I wouldn't have been upset, but she lied to me -- besides, the profile presented her as single. It included a picture and information about how she looks and what she's "looking for." This has really put a dent in our marriage. I can't trust her, particularly from over here. She claims it was a one-time thing because she was bored.
I don't want to leave her and my three daughters, but now I have no trust in her whatsoever. It's tearing me up inside. Everything she does I question, and it's wrecking our marriage. I want to trust her, but what should I do? Please help me. -- SSG HURTING IN IRAQ
DEAR SSG HURTING: Until your tour of duty is over, your most important priority must be your own safety. That means you must develop tunnel vision for a while and think of nothing but yourself and your mission. For now, accept what your wife says. Time and distance can do strange things to people's relationships, and there is nothing more stressful than what both of you are experiencing right now.
If your daughters are being well taken care of, accept that for the time being. When your tour of duty is over, there will be time to deal with this -- through marriage counseling or spiritual counseling. So listen up: Please trust me and stay strong.

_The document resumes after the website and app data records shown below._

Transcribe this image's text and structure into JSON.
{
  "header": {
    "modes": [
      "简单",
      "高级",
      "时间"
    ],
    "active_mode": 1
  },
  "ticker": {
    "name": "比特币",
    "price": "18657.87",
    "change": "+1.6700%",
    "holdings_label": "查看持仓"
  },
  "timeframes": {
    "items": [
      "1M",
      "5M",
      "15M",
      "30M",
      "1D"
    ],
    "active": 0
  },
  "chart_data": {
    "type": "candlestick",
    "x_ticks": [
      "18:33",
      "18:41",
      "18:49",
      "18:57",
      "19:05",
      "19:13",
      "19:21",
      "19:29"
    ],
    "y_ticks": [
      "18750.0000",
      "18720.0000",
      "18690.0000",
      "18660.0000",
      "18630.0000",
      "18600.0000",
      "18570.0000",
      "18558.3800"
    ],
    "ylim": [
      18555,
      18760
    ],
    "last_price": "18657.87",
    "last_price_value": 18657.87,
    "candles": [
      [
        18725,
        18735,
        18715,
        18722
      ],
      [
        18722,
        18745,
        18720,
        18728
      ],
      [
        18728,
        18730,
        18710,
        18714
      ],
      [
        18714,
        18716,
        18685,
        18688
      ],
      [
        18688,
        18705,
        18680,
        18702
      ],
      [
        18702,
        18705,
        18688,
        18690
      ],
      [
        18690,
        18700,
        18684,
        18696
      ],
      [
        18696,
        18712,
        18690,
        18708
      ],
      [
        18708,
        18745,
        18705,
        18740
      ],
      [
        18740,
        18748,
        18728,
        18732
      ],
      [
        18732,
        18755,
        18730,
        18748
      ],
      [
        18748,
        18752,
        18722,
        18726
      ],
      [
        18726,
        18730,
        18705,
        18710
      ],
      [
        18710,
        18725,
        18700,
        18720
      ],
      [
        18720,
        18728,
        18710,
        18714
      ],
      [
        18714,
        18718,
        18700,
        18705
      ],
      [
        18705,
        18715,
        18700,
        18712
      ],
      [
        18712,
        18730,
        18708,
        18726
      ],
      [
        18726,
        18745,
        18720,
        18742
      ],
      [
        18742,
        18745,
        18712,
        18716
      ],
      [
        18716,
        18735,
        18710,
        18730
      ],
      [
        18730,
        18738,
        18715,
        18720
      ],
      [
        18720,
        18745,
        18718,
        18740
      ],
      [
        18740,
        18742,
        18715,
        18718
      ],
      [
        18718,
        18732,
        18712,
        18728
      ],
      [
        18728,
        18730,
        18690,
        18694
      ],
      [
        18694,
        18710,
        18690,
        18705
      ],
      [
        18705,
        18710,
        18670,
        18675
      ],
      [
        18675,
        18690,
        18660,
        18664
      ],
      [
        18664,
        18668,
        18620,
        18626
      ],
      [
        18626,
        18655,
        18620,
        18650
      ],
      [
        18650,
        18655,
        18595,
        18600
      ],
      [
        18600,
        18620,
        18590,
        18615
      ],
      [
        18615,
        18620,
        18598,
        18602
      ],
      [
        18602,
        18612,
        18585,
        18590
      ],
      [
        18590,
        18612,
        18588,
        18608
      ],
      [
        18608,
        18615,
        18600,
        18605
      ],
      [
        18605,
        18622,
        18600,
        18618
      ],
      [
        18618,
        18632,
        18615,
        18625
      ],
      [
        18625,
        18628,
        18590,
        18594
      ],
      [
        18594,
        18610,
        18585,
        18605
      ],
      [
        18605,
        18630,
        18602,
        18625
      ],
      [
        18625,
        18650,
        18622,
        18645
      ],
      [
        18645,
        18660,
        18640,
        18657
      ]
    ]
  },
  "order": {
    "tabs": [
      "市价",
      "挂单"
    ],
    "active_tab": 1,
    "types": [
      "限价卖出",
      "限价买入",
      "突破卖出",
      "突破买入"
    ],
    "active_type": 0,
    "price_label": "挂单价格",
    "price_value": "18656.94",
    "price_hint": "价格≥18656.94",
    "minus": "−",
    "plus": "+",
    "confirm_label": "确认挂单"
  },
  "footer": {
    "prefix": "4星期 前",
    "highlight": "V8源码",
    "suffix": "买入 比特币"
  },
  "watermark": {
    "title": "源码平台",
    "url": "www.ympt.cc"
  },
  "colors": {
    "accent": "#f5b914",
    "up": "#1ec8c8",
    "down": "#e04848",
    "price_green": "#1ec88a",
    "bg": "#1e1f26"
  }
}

DEAR ABBY: When I was a student, I was encouraged to further my education. I hold two bachelor of arts degrees plus extensive training in emergency services. To my dismay, however, having an education has been a problem, not a plus, for me in my employment.
People tell me I am "overeducated" for the job I so dearly love. It didn't bother me until I took a new job that required both my college degree and my technical training. One co-worker complained that my education "intimidated her" so much she "felt she couldn't do her job." Our supervisor said it was my fault that she was lashing out at me.
Since then I have moved away from that city. I have asked several friends about the "intimidating education factor" and was told it's also the reason I'm still single. I know that having an education is important, and I don't understand why it's having a crippling effect on my life. (I'm not pompous about my education. People have asked and I've told them.) What I don't tell them is I have a "genius" IQ, but it apparently shows when I talk. How do I cope with this? Is it me, or the society we live in? -- OVEREDUCATED IN THE SOUTH
DEAR OVEREDUCATED: Although I have never met you face-to-face, I can tell you with some certainty that it isn't the society we live in. So, that leaves "you." The problem isn't that you are "overeducated." It may be something to do with your personality -- the way you present yourself and the way others perceive you. I have met "brilliant" people whom I would describe as intellectual super-athletes. Some of them are socially adept and make those around them feel comfortable, regardless of their level of education. However, some of them are not. You may fall into the latter category.
I would recommend that you now invest in a different kind of "education" -- the "University of You." In other words, find a psychologist who can help you figure out why, with so much to offer, you are not able to fit in. It will be money well spent.
Good advice for everyone -- teens to seniors -- is in "The Anger in All of Us and How to Deal With It." To order, send a business-size, self-addressed envelope, plus check or money order for $5 (U.S. funds only) to: Dear Abby, Anger Booklet, P.O. Box 447, Mount Morris, IL 61054-0447. (Postage is included.)